Eliminating industry subsidies, however, faces strong political resistance in the U.S. Subsidies, the OCI report notes, "have been defended by a Congress influenced by $350 million in campaign contributions and lobbying expenditures by the fossil fuel industry," which reseachers estimate "equates to a 8,200 percent return on investment."
"For members of Congress who consider themselves climate champions, eliminating the subsidies that drive fossil fuel expansion and climate pollution is a critical starting point," said Janet Redman, OCI' s U.S. policy director and principal author of the report.
Congress, though, is not the only political barrier to curbing U.S. emissions. President Donald Trump, in June, vowed to withdraw from the Paris climate agreement, and since then the U.S. has sidelined itself in discussions about reducing emissions globally.

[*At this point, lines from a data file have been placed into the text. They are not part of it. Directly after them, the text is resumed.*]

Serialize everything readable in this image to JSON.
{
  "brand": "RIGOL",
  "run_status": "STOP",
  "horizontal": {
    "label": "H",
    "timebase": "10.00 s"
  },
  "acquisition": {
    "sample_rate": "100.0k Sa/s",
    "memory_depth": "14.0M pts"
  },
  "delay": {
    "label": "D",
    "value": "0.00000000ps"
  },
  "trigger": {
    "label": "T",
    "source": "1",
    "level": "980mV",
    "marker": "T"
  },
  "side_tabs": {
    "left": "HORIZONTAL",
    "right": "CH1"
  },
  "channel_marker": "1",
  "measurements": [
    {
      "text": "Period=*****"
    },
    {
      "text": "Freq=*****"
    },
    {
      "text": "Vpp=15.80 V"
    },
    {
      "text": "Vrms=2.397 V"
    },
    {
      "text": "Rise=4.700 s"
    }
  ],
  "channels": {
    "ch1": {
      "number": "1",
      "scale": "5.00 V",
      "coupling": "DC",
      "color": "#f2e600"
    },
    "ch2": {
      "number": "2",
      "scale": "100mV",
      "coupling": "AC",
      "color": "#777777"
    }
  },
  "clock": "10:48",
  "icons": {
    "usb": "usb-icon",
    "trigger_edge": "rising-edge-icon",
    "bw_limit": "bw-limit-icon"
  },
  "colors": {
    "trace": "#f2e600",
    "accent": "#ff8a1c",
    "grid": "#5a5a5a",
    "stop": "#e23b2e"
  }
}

"While the rest of the world moves toward a renewable energy future, dirty energy defenders in the Trump administration are using our taxpayer dollars to promote dangerous new fossil fuel development," Redman added. "Until we separate oil and state, the dirty energy money cycle of fossil fuel contributions going into Congress and oil, gas, and coal subsidies coming out will stymie our chances at revolutionizing the energy sector and staving off worsening climate disasters."
To achieve that, Tim McDonnell argued in a Washington Post analysis published Monday, "forget the Paris agreement. The real solution to climate change is in the U.S. tax code." Noting that fossil fuel industry lobbyists are celebrating the new Republican tax plan, released last week, as "a win," McDonnell concludes "tax reform can help fight climate change—just not the kind of tax reform Trump and Republicans are proposing."